→ Work instructions: Whenever the word "icon" turns up in a line below, that line should be copied.

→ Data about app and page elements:
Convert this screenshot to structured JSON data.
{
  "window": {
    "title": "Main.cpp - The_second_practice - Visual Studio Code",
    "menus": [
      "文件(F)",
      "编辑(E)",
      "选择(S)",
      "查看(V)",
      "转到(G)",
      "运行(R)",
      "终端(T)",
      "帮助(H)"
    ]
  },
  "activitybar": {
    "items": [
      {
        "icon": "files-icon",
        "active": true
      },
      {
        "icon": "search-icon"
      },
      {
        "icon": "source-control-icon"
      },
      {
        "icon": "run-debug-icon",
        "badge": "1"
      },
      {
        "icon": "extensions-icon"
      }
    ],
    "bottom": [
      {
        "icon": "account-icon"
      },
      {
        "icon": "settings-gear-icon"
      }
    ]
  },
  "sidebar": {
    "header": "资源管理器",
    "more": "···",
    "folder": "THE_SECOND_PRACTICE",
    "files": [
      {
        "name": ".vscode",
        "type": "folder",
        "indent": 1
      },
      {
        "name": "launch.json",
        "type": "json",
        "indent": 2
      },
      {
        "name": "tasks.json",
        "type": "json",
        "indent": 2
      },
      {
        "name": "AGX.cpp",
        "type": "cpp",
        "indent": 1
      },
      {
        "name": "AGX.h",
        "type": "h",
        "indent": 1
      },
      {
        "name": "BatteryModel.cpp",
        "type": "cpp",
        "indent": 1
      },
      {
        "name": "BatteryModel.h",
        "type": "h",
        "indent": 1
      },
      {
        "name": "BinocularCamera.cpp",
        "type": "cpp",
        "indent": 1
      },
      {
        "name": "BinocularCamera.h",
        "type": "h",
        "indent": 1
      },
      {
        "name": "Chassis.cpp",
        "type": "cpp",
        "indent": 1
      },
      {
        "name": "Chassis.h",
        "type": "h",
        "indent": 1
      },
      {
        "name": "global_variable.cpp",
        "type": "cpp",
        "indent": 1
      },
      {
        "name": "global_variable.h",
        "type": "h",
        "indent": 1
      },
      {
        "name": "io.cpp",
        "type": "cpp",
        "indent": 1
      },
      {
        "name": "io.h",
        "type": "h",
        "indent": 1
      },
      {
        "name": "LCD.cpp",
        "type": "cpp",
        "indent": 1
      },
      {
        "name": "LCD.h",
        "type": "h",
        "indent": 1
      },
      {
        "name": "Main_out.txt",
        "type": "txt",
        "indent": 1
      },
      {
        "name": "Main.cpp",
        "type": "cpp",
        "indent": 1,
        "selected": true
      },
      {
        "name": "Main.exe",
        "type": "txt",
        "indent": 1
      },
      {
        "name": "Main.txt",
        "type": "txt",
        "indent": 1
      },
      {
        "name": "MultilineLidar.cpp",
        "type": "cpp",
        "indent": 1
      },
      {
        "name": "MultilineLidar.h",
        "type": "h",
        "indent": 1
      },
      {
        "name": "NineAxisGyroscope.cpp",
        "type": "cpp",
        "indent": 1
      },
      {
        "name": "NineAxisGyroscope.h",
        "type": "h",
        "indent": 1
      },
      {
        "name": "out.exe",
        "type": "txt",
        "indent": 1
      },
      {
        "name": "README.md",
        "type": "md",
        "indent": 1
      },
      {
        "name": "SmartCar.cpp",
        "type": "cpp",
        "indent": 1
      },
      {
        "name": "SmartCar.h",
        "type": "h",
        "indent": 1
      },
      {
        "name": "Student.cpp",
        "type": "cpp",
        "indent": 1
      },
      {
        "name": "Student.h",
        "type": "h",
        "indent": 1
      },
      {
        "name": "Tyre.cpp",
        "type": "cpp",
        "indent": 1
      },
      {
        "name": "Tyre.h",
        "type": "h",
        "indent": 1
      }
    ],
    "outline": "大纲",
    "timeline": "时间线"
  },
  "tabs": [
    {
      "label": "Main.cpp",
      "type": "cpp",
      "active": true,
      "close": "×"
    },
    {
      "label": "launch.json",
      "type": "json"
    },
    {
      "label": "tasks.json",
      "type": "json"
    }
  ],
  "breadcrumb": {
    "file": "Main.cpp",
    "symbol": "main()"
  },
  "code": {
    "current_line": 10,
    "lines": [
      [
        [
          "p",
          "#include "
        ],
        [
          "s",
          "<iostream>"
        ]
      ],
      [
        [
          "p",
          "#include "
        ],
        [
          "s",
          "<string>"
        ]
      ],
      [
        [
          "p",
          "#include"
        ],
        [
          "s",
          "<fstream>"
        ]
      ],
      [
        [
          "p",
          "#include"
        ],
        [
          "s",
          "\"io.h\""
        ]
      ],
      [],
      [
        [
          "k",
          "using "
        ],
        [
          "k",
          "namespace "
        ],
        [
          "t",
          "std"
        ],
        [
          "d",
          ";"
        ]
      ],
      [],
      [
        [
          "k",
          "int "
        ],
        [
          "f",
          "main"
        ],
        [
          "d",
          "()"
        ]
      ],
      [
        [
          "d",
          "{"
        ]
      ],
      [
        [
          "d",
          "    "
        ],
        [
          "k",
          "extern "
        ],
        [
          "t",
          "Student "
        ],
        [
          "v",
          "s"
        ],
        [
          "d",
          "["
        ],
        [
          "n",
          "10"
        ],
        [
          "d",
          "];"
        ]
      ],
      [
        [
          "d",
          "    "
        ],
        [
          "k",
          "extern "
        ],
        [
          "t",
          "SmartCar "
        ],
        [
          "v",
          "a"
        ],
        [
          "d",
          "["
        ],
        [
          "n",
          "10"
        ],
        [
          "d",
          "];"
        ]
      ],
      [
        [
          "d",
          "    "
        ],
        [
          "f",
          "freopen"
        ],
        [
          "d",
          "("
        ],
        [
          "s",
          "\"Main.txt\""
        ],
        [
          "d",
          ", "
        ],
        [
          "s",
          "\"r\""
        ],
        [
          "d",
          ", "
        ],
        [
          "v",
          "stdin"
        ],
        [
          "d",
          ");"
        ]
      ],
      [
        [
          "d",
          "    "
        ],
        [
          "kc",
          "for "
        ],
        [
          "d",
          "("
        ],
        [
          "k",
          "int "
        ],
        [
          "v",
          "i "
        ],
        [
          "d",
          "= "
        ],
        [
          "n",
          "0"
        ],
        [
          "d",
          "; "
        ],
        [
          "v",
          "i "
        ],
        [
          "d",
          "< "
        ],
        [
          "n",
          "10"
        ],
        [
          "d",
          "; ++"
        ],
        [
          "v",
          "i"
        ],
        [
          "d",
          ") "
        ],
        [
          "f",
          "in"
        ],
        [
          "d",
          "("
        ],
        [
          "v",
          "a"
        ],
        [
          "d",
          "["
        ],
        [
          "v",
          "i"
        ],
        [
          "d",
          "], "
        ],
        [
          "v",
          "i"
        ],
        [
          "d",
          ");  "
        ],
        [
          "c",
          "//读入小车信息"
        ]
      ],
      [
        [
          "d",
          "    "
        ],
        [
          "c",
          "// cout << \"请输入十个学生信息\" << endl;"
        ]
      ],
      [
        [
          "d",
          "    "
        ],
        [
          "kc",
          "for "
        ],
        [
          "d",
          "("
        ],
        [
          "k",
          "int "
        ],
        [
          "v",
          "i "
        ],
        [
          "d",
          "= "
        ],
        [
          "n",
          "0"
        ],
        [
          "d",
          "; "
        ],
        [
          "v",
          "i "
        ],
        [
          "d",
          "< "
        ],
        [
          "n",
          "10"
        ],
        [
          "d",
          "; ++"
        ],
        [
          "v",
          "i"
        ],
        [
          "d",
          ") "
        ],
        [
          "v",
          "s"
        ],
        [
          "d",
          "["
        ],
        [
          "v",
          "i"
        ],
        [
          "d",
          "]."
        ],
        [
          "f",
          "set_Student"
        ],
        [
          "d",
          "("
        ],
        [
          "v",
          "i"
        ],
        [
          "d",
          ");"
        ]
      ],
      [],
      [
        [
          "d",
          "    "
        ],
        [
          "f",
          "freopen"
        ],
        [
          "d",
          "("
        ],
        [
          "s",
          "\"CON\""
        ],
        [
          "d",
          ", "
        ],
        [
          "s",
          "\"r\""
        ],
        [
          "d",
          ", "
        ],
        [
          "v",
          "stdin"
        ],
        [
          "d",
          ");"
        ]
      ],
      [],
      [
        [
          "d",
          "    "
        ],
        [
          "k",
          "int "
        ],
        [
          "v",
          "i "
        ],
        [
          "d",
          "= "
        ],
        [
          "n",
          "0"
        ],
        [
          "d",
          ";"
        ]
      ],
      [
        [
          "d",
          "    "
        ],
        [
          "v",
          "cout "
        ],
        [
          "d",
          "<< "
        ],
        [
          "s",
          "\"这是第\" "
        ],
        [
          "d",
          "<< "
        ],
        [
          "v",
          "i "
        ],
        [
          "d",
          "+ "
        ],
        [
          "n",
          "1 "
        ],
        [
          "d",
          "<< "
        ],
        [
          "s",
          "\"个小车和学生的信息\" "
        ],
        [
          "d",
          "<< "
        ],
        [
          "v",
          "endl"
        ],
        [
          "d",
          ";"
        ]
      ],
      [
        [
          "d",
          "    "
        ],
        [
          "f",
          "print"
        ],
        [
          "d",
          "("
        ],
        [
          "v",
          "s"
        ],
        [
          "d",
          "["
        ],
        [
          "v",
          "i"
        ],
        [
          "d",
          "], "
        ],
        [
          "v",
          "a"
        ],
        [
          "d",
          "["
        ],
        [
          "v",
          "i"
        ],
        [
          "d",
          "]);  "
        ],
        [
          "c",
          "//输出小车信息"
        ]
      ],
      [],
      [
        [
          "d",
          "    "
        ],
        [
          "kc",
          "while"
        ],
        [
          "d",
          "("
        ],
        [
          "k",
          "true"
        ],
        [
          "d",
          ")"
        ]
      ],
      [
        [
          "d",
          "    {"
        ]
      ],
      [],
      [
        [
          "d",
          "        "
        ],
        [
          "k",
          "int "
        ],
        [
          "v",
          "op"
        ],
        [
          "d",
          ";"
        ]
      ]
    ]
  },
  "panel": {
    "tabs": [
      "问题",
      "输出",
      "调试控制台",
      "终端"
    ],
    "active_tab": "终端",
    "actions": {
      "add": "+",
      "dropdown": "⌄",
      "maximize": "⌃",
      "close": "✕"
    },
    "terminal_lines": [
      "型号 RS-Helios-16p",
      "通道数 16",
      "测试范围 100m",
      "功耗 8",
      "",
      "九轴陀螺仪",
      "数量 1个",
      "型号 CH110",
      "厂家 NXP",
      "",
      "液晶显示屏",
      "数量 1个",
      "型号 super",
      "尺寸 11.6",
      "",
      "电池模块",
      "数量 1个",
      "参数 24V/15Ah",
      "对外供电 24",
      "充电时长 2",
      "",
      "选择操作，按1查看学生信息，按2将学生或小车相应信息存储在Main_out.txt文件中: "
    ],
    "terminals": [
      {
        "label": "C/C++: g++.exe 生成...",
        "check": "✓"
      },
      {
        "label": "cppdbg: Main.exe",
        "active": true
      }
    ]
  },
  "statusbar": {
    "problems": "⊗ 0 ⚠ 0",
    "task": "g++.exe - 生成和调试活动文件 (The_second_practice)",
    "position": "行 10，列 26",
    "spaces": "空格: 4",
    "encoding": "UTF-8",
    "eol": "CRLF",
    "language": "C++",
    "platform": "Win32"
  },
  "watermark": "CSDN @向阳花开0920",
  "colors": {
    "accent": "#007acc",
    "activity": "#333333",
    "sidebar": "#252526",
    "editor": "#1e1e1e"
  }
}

→ Your solution:
        "icon": "files-icon",
        "icon": "search-icon"
        "icon": "source-control-icon"
        "icon": "run-debug-icon",
        "icon": "extensions-icon"
        "icon": "account-icon"
        "icon": "settings-gear-icon"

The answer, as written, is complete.